While the Fourth of July holiday is one of my favorite times of year, the days leading up to it are also a challenge because it is a reminder of when Sophie died.

It has already been eight years since that day, and this year she would have been 16.

I remember on that day — July 2, 2016 — my friend and I were having a rummage sale at her house, my husband was on his way to a car show, and my daughter had stayed the night with a friend when I received the phone call that rocked our world.

Sophie had been hit by a car, and the ambulance was called to take her to the hospital.

I left my son with my friend, and I ran to the car to drive over to the site of the crash.

She was already in the ambulance when I arrived, and I remember people yelling at me to hurry because they were ready to pull away.

It was at that point that I knew things were serious.

I jumped into the back of the ambulance, and in those few minutes that it took to get to the hospital, Sophie was coming in and out of it, and I was scared.

It’s all a blur as we were in the emergency room, and she was quickly surrounded by nurses, doctors and other medical staff as they tried to figure out what was going on.

I don’t remember everything that happened, but I remember pieces — like the deputy, who I had worked with frequently for the newspaper, who popped his head in the room and told me he was praying, and of course all the workers frantically trying to help.

My husband arrived shortly after, and together we sat there in shock watching what was playing out before our eyes.

Before too long, however, all the people stopped, and we knew there was nothing else they could do.

Our sweet Sophie had completed her journey on Earth.

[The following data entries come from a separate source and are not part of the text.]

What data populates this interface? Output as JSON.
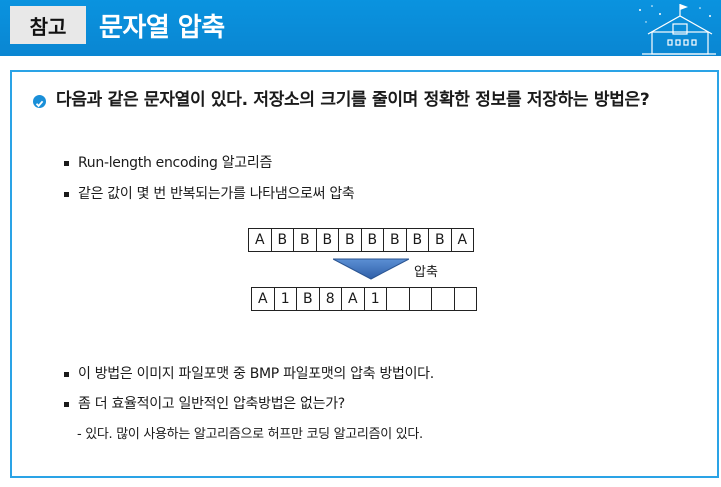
{
  "header": {
    "tag": "참고",
    "title": "문자열 압축"
  },
  "question": {
    "text": "다음과 같은 문자열이 있다. 저장소의 크기를 줄이며 정확한 정보를 저장하는 방법은?"
  },
  "bullets": [
    "Run-length encoding 알고리즘",
    "같은 값이 몇 번 반복되는가를 나타냄으로써 압축",
    "이 방법은 이미지 파일포맷 중 BMP 파일포맷의 압축 방법이다.",
    "좀 더 효율적이고 일반적인 압축방법은 없는가?"
  ],
  "answer": "- 있다. 많이 사용하는 알고리즘으로 허프만 코딩 알고리즘이 있다.",
  "diagram": {
    "input_cells": [
      "A",
      "B",
      "B",
      "B",
      "B",
      "B",
      "B",
      "B",
      "B",
      "A"
    ],
    "output_cells": [
      "A",
      "1",
      "B",
      "8",
      "A",
      "1",
      "",
      "",
      "",
      ""
    ],
    "arrow_label": "압축"
  },
  "colors": {
    "banner": "#0a8fd8",
    "panel_border": "#2aa3e6",
    "arrow": "#3b6fb8"
  }
}
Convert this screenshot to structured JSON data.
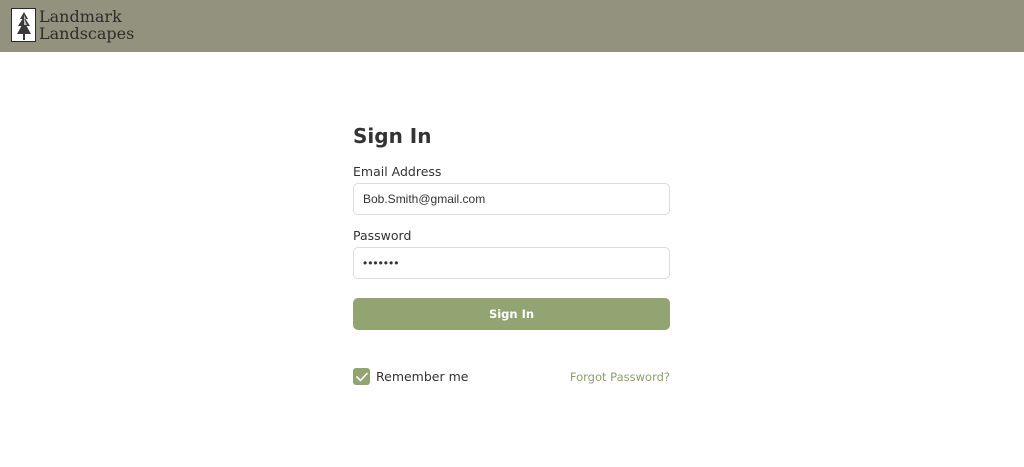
{
  "header": {
    "brand_line1": "Landmark",
    "brand_line2": "Landscapes",
    "logo_icon": "pine-tree-icon",
    "background_color": "#93927f"
  },
  "form": {
    "title": "Sign In",
    "email_label": "Email Address",
    "email_value": "Bob.Smith@gmail.com",
    "password_label": "Password",
    "password_value": "•••••••",
    "submit_label": "Sign In",
    "remember_label": "Remember me",
    "remember_checked": true,
    "forgot_label": "Forgot Password?",
    "accent_color": "#93a473"
  }
}
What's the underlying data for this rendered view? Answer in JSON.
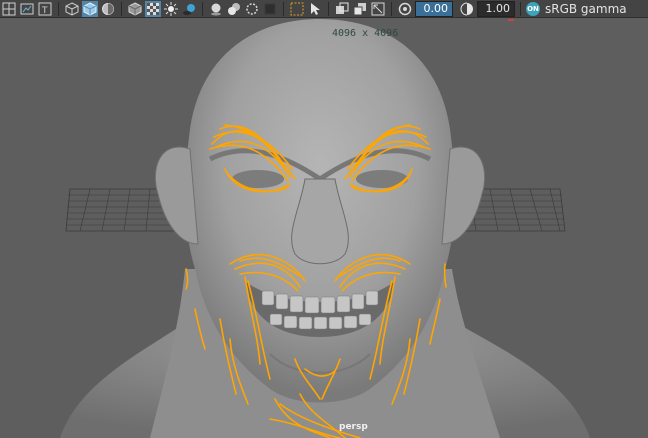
{
  "toolbar": {
    "icons": [
      "grid-icon",
      "film-gate-icon",
      "resolution-gate-icon",
      "wireframe-icon",
      "smooth-shade-icon",
      "flat-shade-icon",
      "bounding-box-icon",
      "textured-icon",
      "lights-icon",
      "shadows-icon",
      "ambient-occlusion-icon",
      "motion-blur-icon",
      "anti-aliasing-icon",
      "depth-of-field-icon",
      "isolate-select-icon",
      "xray-icon",
      "xray-joints-icon",
      "xray-components-icon",
      "gamma-icon",
      "exposure-icon"
    ],
    "exposure_value": "0.00",
    "gamma_value": "1.00",
    "color_space_badge": "ON",
    "color_space_label": "sRGB gamma"
  },
  "viewport": {
    "resolution_label": "4096 x 4096",
    "camera_label": "persp",
    "highlight_color": "#ffa500",
    "mesh_color": "#9a9a9a"
  }
}
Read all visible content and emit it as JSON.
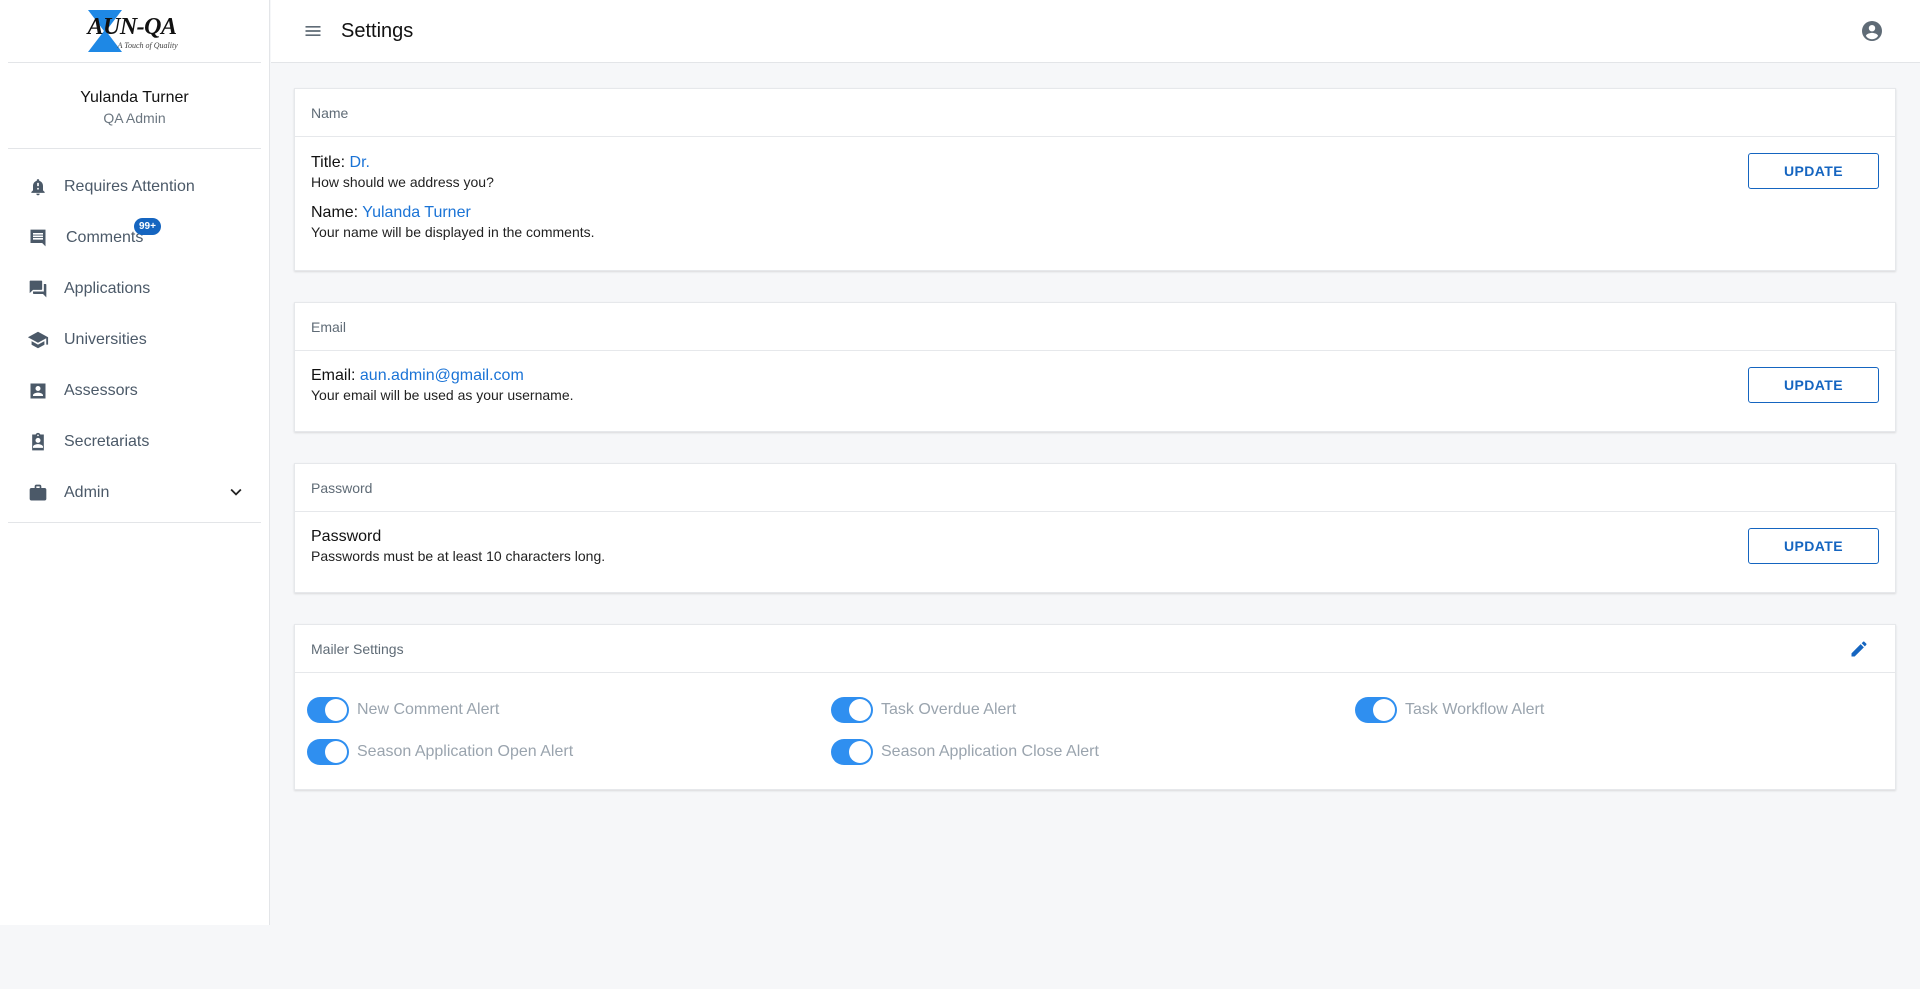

We were surrounded with support almost immediately, and in the weeks, months and years that have passed since then have continued to be buoyed up by many of you.

Now, eight years later, as we’ve had a little time to process what has happened, I think about the lessons we learned from her — many of which are inscribed on a monument at the splash pad. She taught us to not be afraid to stand up for what you believe, to be friends with everyone and to not be afraid to stand out.

She loved to play, she loved to laugh and she loved to smile.

Today and into the future, I’m going to try to be a little more like her.

Sarah Stultz is the managing editor of the Tribune. Her column appears every Wednesday.